Archizoom Associati was a Florentine design group founded in 1966. Like countless progressive design collectives that came before, their creative statement was rooted in ‘anti-design’, preaching avant-garde doctrines that came to define an entire era of radical Italian movements. Stylistically, their work rejected modernist ideologies of the early 20th century, instead borrowing from the fictional, graphic world of Pop Art. Archizoom Associati toyed with post-modern ideas and sought to design environments in which the ‘user’ took part in their creation and function, believing in a basis of self-expression and communication.
In 1967 Italian architect Ettore Sottsass asked each of Archizoom’s four founding members to design a bed in a unique environment on a 1:10 scale.
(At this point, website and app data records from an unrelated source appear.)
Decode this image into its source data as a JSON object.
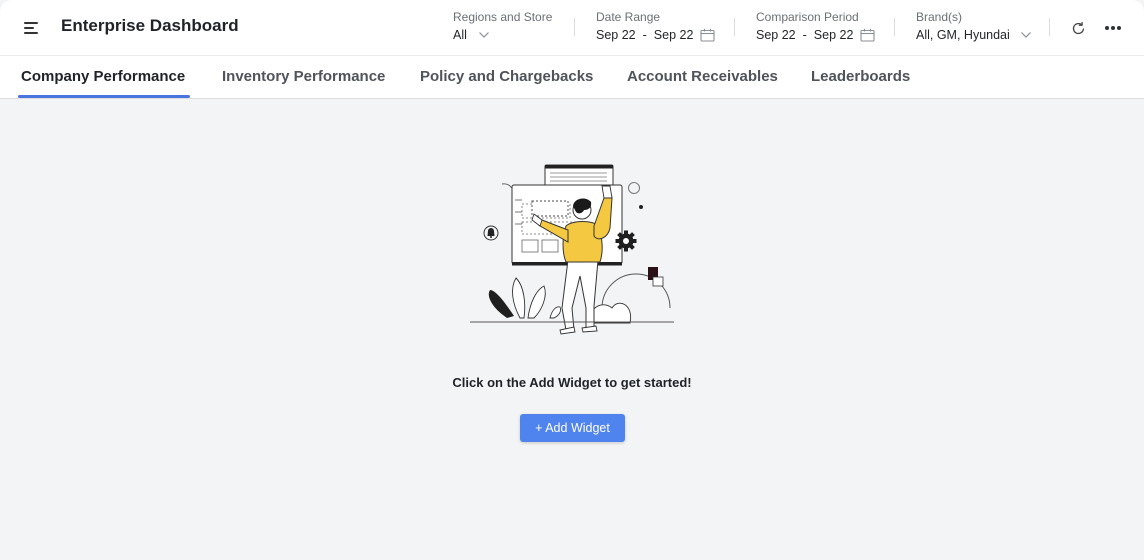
{
  "header": {
    "title": "Enterprise Dashboard",
    "filters": {
      "regions": {
        "label": "Regions and Store",
        "value": "All"
      },
      "date_range": {
        "label": "Date Range",
        "start": "Sep 22",
        "separator": "-",
        "end": "Sep 22"
      },
      "comparison": {
        "label": "Comparison Period",
        "start": "Sep 22",
        "separator": "-",
        "end": "Sep 22"
      },
      "brands": {
        "label": "Brand(s)",
        "value": "All, GM, Hyundai"
      }
    },
    "actions": {
      "refresh_icon": "refresh-icon",
      "more_icon": "more-horizontal-icon"
    }
  },
  "tabs": [
    {
      "label": "Company Performance",
      "active": true
    },
    {
      "label": "Inventory Performance",
      "active": false
    },
    {
      "label": "Policy and Chargebacks",
      "active": false
    },
    {
      "label": "Account Receivables",
      "active": false
    },
    {
      "label": "Leaderboards",
      "active": false
    }
  ],
  "empty_state": {
    "message": "Click on the Add Widget to get started!",
    "button_label": "+ Add Widget",
    "illustration_icon": "person-building-dashboard-illustration"
  },
  "colors": {
    "accent": "#4a74e0",
    "button": "#4f83ee",
    "background": "#f3f4f6",
    "illustration_yellow": "#f5c842"
  }
}
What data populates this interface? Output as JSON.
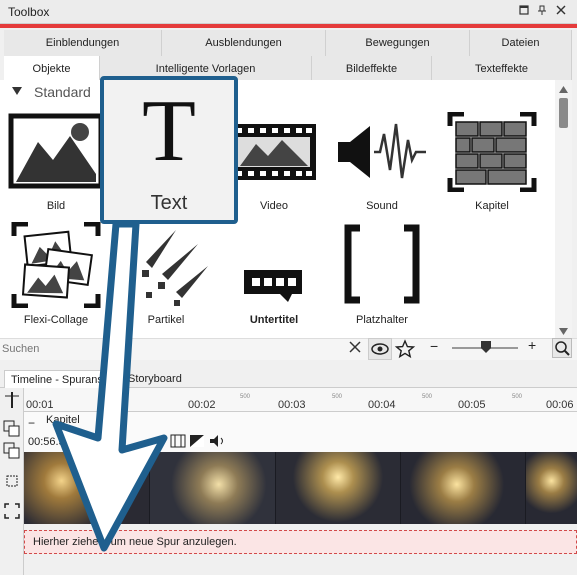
{
  "window": {
    "title": "Toolbox",
    "controls": [
      "restore-icon",
      "pin-icon",
      "close-icon"
    ]
  },
  "tabs_row1": [
    "Einblendungen",
    "Ausblendungen",
    "Bewegungen",
    "Dateien"
  ],
  "tabs_row2": [
    "Objekte",
    "Intelligente Vorlagen",
    "Bildeffekte",
    "Texteffekte"
  ],
  "section": {
    "label": "Standard"
  },
  "tools": [
    {
      "label": "Bild",
      "icon": "image-icon"
    },
    {
      "label": "Text",
      "icon": "text-icon"
    },
    {
      "label": "Video",
      "icon": "video-icon"
    },
    {
      "label": "Sound",
      "icon": "sound-icon"
    },
    {
      "label": "Kapitel",
      "icon": "chapter-icon"
    },
    {
      "label": "Flexi-Collage",
      "icon": "collage-icon"
    },
    {
      "label": "Partikel",
      "icon": "particle-icon"
    },
    {
      "label": "Untertitel",
      "icon": "subtitle-icon"
    },
    {
      "label": "Platzhalter",
      "icon": "placeholder-icon"
    }
  ],
  "drag_preview": {
    "glyph": "T",
    "label": "Text"
  },
  "search": {
    "placeholder": "Suchen"
  },
  "zoom": {
    "minus": "−",
    "plus": "+"
  },
  "timeline": {
    "tabs": [
      "Timeline - Spuransicht",
      "Storyboard"
    ],
    "ruler_labels": [
      "00:01",
      "00:02",
      "00:03",
      "00:04",
      "00:05",
      "00:06"
    ],
    "ruler_small": [
      "500",
      "500",
      "500",
      "500",
      "500"
    ],
    "track_name": "Kapitel",
    "track_time": "00:56.3",
    "drop_hint": "Hierher ziehen, um neue Spur anzulegen."
  },
  "colors": {
    "accent": "#e53b3b",
    "drag_border": "#1f5f8e",
    "arrow": "#1f5f8e"
  }
}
The assignment was to introduce the collective in Domus Magazine – an architecture and design publication founded by Gio Ponti in 1928 – and was to be presented at an exhibition taking place that year in Lyon, France.
The four resulting beds came to make up the group’s Manifesto of Radical Architecture. Collectively, the typological designs shared an objective to represent imagination, rather than succumbing to traditional principles of modern day manufacturing. Each work stood as an anti-archetype – rejecting elementary details – and was to exude a sizable amount of Pop imagery. Pop, at the time, was a radical format, in which its objective was to unite culture through the reevaluation of taste, achieved by way of kitschy elements that questioned elegant, geometric design. Each of Archizoom’s dream beds personified likeminded design ideologies while representing four distinct avant-garde identities in their Pop-induced designs.